# AVAILABLE DATA
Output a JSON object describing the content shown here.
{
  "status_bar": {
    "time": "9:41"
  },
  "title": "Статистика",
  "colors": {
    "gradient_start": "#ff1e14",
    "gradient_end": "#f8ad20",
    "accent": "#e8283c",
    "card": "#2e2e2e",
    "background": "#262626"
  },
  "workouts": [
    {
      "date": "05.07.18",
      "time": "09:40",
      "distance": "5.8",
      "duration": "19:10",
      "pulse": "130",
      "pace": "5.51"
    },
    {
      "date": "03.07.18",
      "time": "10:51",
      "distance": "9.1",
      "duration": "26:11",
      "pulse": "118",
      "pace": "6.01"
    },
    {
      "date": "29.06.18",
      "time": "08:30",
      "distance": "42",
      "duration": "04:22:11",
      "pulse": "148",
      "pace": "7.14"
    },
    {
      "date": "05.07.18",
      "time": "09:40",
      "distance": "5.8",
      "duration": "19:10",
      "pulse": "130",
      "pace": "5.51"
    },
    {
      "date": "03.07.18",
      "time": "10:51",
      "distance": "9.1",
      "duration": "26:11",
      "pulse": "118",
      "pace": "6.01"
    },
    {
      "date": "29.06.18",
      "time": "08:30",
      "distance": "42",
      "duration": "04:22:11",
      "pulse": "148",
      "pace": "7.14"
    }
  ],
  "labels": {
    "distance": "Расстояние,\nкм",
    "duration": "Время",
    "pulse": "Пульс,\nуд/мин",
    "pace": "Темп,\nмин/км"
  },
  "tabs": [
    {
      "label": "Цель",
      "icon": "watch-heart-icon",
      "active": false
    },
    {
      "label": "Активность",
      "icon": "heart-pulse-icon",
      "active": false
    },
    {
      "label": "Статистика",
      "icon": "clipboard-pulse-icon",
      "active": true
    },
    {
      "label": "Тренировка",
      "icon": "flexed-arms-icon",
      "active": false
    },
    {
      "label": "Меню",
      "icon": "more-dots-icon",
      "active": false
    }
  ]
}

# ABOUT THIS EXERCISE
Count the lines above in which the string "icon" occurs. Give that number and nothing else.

# PROBLEM SOLUTION
5